Problem details => Write out the listing in full, matching it word for word.

━━ Data provided ━━

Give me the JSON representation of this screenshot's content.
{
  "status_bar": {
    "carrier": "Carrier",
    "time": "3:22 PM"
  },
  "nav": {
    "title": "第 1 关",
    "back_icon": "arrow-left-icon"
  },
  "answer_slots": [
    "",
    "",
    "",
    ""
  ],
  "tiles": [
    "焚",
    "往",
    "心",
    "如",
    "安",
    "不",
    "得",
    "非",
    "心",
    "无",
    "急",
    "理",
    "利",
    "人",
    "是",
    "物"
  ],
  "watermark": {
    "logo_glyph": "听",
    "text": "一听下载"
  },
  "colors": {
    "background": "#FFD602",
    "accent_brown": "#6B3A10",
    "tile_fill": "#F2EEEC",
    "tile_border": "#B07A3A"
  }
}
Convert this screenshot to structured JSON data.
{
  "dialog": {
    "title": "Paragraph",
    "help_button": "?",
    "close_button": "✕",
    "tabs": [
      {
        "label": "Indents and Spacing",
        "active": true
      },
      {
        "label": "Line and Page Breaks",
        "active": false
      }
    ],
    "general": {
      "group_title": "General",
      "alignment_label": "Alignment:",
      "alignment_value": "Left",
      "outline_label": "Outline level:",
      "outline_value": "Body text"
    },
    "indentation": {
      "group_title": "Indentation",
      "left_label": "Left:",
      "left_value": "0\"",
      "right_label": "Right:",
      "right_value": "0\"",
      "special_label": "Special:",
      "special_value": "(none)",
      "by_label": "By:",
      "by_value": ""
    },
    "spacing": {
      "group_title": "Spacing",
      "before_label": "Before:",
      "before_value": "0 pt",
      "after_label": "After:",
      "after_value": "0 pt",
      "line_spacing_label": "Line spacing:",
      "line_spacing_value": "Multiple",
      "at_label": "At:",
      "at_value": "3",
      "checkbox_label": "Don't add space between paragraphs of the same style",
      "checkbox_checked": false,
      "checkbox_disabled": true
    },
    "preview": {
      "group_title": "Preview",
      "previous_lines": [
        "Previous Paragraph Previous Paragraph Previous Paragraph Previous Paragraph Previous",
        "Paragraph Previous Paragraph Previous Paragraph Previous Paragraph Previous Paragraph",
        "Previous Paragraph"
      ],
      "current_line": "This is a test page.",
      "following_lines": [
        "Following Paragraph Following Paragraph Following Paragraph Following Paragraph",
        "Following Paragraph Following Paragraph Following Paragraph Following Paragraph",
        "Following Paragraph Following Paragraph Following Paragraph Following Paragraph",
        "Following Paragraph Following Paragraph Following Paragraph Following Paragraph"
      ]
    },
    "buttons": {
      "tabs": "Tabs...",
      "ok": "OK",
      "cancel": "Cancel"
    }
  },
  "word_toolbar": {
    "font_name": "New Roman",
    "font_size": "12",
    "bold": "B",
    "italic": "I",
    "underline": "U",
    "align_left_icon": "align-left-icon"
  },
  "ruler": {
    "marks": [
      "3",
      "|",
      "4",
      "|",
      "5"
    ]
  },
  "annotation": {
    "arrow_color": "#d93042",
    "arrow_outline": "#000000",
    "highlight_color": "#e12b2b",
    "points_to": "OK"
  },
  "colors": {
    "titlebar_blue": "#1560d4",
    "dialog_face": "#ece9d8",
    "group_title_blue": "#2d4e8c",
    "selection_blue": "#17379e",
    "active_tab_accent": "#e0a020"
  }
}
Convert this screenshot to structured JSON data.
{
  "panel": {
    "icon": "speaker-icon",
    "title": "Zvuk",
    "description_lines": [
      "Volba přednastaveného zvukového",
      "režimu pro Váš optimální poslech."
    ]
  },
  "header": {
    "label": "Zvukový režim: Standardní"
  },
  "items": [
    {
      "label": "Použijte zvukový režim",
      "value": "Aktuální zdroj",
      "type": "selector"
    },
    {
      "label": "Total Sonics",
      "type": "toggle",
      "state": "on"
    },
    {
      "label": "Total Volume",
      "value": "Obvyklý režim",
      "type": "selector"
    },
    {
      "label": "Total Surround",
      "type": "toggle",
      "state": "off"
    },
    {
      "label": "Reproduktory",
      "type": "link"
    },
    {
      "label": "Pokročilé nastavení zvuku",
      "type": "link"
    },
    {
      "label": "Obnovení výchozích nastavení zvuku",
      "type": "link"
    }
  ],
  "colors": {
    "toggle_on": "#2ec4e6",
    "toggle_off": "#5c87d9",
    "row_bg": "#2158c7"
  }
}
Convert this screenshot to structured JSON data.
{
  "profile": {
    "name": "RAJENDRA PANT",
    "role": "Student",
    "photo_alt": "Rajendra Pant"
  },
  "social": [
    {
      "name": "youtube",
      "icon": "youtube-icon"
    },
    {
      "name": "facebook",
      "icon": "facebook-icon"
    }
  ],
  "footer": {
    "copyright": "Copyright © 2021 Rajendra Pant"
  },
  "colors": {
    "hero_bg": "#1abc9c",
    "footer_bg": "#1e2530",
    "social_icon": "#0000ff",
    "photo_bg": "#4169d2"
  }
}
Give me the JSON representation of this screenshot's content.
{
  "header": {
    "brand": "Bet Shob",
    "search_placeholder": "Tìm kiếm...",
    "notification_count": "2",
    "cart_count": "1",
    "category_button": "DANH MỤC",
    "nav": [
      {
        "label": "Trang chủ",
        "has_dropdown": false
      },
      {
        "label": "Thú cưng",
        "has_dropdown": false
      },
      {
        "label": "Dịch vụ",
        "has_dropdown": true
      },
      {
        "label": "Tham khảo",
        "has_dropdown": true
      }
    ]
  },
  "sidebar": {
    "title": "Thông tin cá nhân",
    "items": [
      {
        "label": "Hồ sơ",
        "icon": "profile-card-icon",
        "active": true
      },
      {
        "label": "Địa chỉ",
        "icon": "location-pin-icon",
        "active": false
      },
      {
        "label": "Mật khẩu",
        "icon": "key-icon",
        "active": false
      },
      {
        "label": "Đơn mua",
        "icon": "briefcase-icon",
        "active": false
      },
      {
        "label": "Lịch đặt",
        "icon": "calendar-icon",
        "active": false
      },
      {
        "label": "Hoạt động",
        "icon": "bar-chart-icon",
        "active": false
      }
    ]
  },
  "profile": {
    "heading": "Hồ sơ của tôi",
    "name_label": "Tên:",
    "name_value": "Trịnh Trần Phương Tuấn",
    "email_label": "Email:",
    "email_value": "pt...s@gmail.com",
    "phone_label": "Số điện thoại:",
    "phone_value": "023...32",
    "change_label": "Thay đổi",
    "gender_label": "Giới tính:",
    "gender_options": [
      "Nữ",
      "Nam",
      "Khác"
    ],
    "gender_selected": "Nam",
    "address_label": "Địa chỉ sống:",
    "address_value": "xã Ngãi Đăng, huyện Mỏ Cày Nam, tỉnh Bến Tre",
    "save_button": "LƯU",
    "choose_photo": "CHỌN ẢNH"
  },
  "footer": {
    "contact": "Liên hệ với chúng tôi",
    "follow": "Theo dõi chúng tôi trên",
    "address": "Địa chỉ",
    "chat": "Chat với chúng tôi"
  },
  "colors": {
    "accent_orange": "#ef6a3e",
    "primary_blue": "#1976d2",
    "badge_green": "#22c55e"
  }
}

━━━

Expected answer =>
Give me the JSON representation of this screenshot's content.
{
  "status_bar": {
    "carrier": "Carrier",
    "time": "3:22 PM"
  },
  "nav": {
    "title": "第 1 关",
    "back_icon": "arrow-left-icon"
  },
  "answer_slots": [
    "",
    "",
    "",
    ""
  ],
  "tiles": [
    "焚",
    "往",
    "心",
    "如",
    "安",
    "不",
    "得",
    "非",
    "心",
    "无",
    "急",
    "理",
    "利",
    "人",
    "是",
    "物"
  ],
  "watermark": {
    "logo_glyph": "听",
    "text": "一听下载"
  },
  "colors": {
    "background": "#FFD602",
    "accent_brown": "#6B3A10",
    "tile_fill": "#F2EEEC",
    "tile_border": "#B07A3A"
  }
}
Convert this screenshot to structured JSON data.
{
  "dialog": {
    "title": "Paragraph",
    "help_button": "?",
    "close_button": "✕",
    "tabs": [
      {
        "label": "Indents and Spacing",
        "active": true
      },
      {
        "label": "Line and Page Breaks",
        "active": false
      }
    ],
    "general": {
      "group_title": "General",
      "alignment_label": "Alignment:",
      "alignment_value": "Left",
      "outline_label": "Outline level:",
      "outline_value": "Body text"
    },
    "indentation": {
      "group_title": "Indentation",
      "left_label": "Left:",
      "left_value": "0\"",
      "right_label": "Right:",
      "right_value": "0\"",
      "special_label": "Special:",
      "special_value": "(none)",
      "by_label": "By:",
      "by_value": ""
    },
    "spacing": {
      "group_title": "Spacing",
      "before_label": "Before:",
      "before_value": "0 pt",
      "after_label": "After:",
      "after_value": "0 pt",
      "line_spacing_label": "Line spacing:",
      "line_spacing_value": "Multiple",
      "at_label": "At:",
      "at_value": "3",
      "checkbox_label": "Don't add space between paragraphs of the same style",
      "checkbox_checked": false,
      "checkbox_disabled": true
    },
    "preview": {
      "group_title": "Preview",
      "previous_lines": [
        "Previous Paragraph Previous Paragraph Previous Paragraph Previous Paragraph Previous",
        "Paragraph Previous Paragraph Previous Paragraph Previous Paragraph Previous Paragraph",
        "Previous Paragraph"
      ],
      "current_line": "This is a test page.",
      "following_lines": [
        "Following Paragraph Following Paragraph Following Paragraph Following Paragraph",
        "Following Paragraph Following Paragraph Following Paragraph Following Paragraph",
        "Following Paragraph Following Paragraph Following Paragraph Following Paragraph",
        "Following Paragraph Following Paragraph Following Paragraph Following Paragraph"
      ]
    },
    "buttons": {
      "tabs": "Tabs...",
      "ok": "OK",
      "cancel": "Cancel"
    }
  },
  "word_toolbar": {
    "font_name": "New Roman",
    "font_size": "12",
    "bold": "B",
    "italic": "I",
    "underline": "U",
    "align_left_icon": "align-left-icon"
  },
  "ruler": {
    "marks": [
      "3",
      "|",
      "4",
      "|",
      "5"
    ]
  },
  "annotation": {
    "arrow_color": "#d93042",
    "arrow_outline": "#000000",
    "highlight_color": "#e12b2b",
    "points_to": "OK"
  },
  "colors": {
    "titlebar_blue": "#1560d4",
    "dialog_face": "#ece9d8",
    "group_title_blue": "#2d4e8c",
    "selection_blue": "#17379e",
    "active_tab_accent": "#e0a020"
  }
}
Convert this screenshot to structured JSON data.
{
  "panel": {
    "icon": "speaker-icon",
    "title": "Zvuk",
    "description_lines": [
      "Volba přednastaveného zvukového",
      "režimu pro Váš optimální poslech."
    ]
  },
  "header": {
    "label": "Zvukový režim: Standardní"
  },
  "items": [
    {
      "label": "Použijte zvukový režim",
      "value": "Aktuální zdroj",
      "type": "selector"
    },
    {
      "label": "Total Sonics",
      "type": "toggle",
      "state": "on"
    },
    {
      "label": "Total Volume",
      "value": "Obvyklý režim",
      "type": "selector"
    },
    {
      "label": "Total Surround",
      "type": "toggle",
      "state": "off"
    },
    {
      "label": "Reproduktory",
      "type": "link"
    },
    {
      "label": "Pokročilé nastavení zvuku",
      "type": "link"
    },
    {
      "label": "Obnovení výchozích nastavení zvuku",
      "type": "link"
    }
  ],
  "colors": {
    "toggle_on": "#2ec4e6",
    "toggle_off": "#5c87d9",
    "row_bg": "#2158c7"
  }
}
Convert this screenshot to structured JSON data.
{
  "profile": {
    "name": "RAJENDRA PANT",
    "role": "Student",
    "photo_alt": "Rajendra Pant"
  },
  "social": [
    {
      "name": "youtube",
      "icon": "youtube-icon"
    },
    {
      "name": "facebook",
      "icon": "facebook-icon"
    }
  ],
  "footer": {
    "copyright": "Copyright © 2021 Rajendra Pant"
  },
  "colors": {
    "hero_bg": "#1abc9c",
    "footer_bg": "#1e2530",
    "social_icon": "#0000ff",
    "photo_bg": "#4169d2"
  }
}
Give me the JSON representation of this screenshot's content.
{
  "header": {
    "brand": "Bet Shob",
    "search_placeholder": "Tìm kiếm...",
    "notification_count": "2",
    "cart_count": "1",
    "category_button": "DANH MỤC",
    "nav": [
      {
        "label": "Trang chủ",
        "has_dropdown": false
      },
      {
        "label": "Thú cưng",
        "has_dropdown": false
      },
      {
        "label": "Dịch vụ",
        "has_dropdown": true
      },
      {
        "label": "Tham khảo",
        "has_dropdown": true
      }
    ]
  },
  "sidebar": {
    "title": "Thông tin cá nhân",
    "items": [
      {
        "label": "Hồ sơ",
        "icon": "profile-card-icon",
        "active": true
      },
      {
        "label": "Địa chỉ",
        "icon": "location-pin-icon",
        "active": false
      },
      {
        "label": "Mật khẩu",
        "icon": "key-icon",
        "active": false
      },
      {
        "label": "Đơn mua",
        "icon": "briefcase-icon",
        "active": false
      },
      {
        "label": "Lịch đặt",
        "icon": "calendar-icon",
        "active": false
      },
      {
        "label": "Hoạt động",
        "icon": "bar-chart-icon",
        "active": false
      }
    ]
  },
  "profile": {
    "heading": "Hồ sơ của tôi",
    "name_label": "Tên:",
    "name_value": "Trịnh Trần Phương Tuấn",
    "email_label": "Email:",
    "email_value": "pt...s@gmail.com",
    "phone_label": "Số điện thoại:",
    "phone_value": "023...32",
    "change_label": "Thay đổi",
    "gender_label": "Giới tính:",
    "gender_options": [
      "Nữ",
      "Nam",
      "Khác"
    ],
    "gender_selected": "Nam",
    "address_label": "Địa chỉ sống:",
    "address_value": "xã Ngãi Đăng, huyện Mỏ Cày Nam, tỉnh Bến Tre",
    "save_button": "LƯU",
    "choose_photo": "CHỌN ẢNH"
  },
  "footer": {
    "contact": "Liên hệ với chúng tôi",
    "follow": "Theo dõi chúng tôi trên",
    "address": "Địa chỉ",
    "chat": "Chat với chúng tôi"
  },
  "colors": {
    "accent_orange": "#ef6a3e",
    "primary_blue": "#1976d2",
    "badge_green": "#22c55e"
  }
}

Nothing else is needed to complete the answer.